This Christmas, the RSPCA are warning parents about the risk of being conned by 'counterfeit' puppies - puppies being sold with fake vaccination cards and fake pedigree papers (if any) by sellers who either won't disclose, or lie about, where the puppies come from.
At this time of year, many parents will be scouring the internet to find the best deal on toys and gadgets, which means facing the online threat of ‘counterfeit’ goods.
However, there’s another item on the list, and it’s not the latest games console or fad toy, but one of the 50,000 trafficked puppies believed to be imported from Ireland each year, as well as those bred by unscrupulous breeders in the UK.
Would you shop around for a cut-price puppy bargain?
Nearly a third (32 per cent) of people thinking about buying a puppy admitted they will search the internet or ads in a local newspaper to find a cut-price puppy bargain, and 45 per cent would be prepared to pay less than £200, according to new RSPCA research.
The Society are concerned that, despite warnings not to buy a puppy this Christmas, people are unaware of the threat of potentially huge hidden costs and dangers of buying a ‘counterfeit’ puppy.
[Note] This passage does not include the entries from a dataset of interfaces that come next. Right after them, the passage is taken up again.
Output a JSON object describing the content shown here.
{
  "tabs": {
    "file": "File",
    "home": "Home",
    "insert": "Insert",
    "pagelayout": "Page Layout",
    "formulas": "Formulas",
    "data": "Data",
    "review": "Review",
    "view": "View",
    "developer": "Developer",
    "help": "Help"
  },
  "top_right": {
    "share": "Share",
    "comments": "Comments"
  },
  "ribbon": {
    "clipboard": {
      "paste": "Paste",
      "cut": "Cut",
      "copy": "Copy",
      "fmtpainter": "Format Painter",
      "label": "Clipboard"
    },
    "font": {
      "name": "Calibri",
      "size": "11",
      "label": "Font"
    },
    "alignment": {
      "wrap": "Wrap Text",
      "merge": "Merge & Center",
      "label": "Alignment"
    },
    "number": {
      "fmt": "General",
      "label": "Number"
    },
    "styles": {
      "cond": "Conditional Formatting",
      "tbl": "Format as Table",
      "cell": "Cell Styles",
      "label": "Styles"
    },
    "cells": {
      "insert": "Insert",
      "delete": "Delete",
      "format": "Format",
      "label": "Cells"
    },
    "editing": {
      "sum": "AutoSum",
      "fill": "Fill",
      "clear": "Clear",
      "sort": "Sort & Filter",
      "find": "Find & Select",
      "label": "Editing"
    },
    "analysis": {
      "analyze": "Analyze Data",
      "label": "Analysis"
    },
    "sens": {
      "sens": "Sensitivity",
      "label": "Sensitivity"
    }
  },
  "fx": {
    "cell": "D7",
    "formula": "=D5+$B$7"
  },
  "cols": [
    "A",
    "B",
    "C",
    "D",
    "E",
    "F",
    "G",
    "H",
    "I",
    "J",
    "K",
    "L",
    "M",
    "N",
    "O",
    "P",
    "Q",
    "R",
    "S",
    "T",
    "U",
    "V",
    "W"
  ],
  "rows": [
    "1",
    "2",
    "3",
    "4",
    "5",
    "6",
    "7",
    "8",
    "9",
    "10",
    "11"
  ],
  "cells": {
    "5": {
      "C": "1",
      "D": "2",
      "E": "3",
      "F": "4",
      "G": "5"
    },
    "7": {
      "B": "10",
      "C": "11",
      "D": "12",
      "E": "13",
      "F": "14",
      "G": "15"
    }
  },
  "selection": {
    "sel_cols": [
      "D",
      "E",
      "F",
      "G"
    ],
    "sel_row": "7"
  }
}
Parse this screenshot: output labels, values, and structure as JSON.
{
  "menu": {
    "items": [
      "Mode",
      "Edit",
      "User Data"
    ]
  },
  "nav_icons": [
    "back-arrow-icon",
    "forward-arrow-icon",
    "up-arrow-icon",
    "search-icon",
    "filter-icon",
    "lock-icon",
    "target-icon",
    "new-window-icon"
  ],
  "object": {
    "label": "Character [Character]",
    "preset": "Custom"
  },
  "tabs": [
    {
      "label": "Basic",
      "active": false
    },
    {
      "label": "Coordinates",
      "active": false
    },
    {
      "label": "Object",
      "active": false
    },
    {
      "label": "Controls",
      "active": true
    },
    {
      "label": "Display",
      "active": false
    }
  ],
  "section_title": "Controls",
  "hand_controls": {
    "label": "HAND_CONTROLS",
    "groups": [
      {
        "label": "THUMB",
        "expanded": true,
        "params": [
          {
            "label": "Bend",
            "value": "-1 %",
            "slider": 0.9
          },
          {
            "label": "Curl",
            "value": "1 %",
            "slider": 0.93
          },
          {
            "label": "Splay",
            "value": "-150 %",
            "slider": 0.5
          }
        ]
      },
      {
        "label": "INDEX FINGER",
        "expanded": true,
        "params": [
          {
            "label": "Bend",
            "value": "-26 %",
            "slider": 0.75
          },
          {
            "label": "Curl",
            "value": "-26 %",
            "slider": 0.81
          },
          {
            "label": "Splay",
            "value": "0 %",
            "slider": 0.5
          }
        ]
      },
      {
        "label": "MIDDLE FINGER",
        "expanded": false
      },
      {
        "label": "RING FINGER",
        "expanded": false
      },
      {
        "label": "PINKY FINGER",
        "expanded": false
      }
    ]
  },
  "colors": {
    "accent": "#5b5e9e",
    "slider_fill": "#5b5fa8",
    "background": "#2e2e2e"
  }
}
Furthermore, almost one in five people (19 per cent) planning to buy a puppy are giving in to the demands of their family’s children. The research shows that the combination of desperate parents, and the Christmas rush for presents, could create the perfect storm for the puppy ‘counterfeiters’ who have little regard for animal welfare and whose main concern is profit.
When asked about buying a puppy, 92 per cent of those planning to purchase feel it is important to know where the puppy has come from, yet more than half (56 per cent) say they plan to get one from an advertisement in a newspaper, on the internet or from a pet shop.
Based on complaints received from members of the public, the RSPCA believes this increases the chance of buying a ‘counterfeit’ puppy, with potentially fatal health problems such as canine parvovirus or worms. This means that some new owners could find themselves facing the heartache of a very sick or even dead puppy after Christmas.
Justine Pannett, RSPCA spokesperson, said: "The RSPCA warns people not to buy puppies as Christmas presents. It’s quite shocking to learn that despite this, people may be treating shopping for a puppy in much the same way they would for other Christmas gifts, like a Wii, and looking at ways to make savings wherever possible.
"There’s no cheap way to be a puppy owner. People thinking about buying a puppy don’t just need to plan for the initial cost of buying the animal. They also need to consider the on-going costs and commitment needed to care for a dog throughout its life. Researching your puppy's background is vital."
One mother's tragic story
A mother from Kent, who remains anonymous due to an ongoing investigation, gave into pressure from her children to buy a puppy and has regretted not researching the puppy's origins ever since.
This October, after scouring the newspapers and internet, an advertisement on a website selling puppies caught her eye. She went to the breeder’s home in Surrey with her family and paid £250 for Archie, a Jack Russell puppy.
Despite seeing what the breeder claims was a vaccination card, within five days Archie became dehydrated, was diagnosed with suspected canine parvovirus, and placed on a drip. A few days later he was put to sleep.
“We were all absolutely devastated,” the mother said. “I feel like I’ve been very naive, but you don’t expect to get a puppy and for it to die just a few days later.
"Archie was supposed to have been vaccinated, but when we looked closer the card we had been given by the breeder [it] looked like a fake. Next time we will do more research and think very carefully about where we get a puppy from.”
Help us put an end to the puppies' suffering
Justine concluded: “Puppy trafficking is an appalling, profit-driven business and we can’t emphasise enough the importance to Britain’s dog-loving public of working together to fight the puppy ‘counterfeiters’.
"It’s not always easy to spot a trafficked puppy just from looking at it, but we recommend doing thorough research before buying a puppy, to help save heartache and spare people from lining the pockets of unscrupulous ‘counterfeiters’.”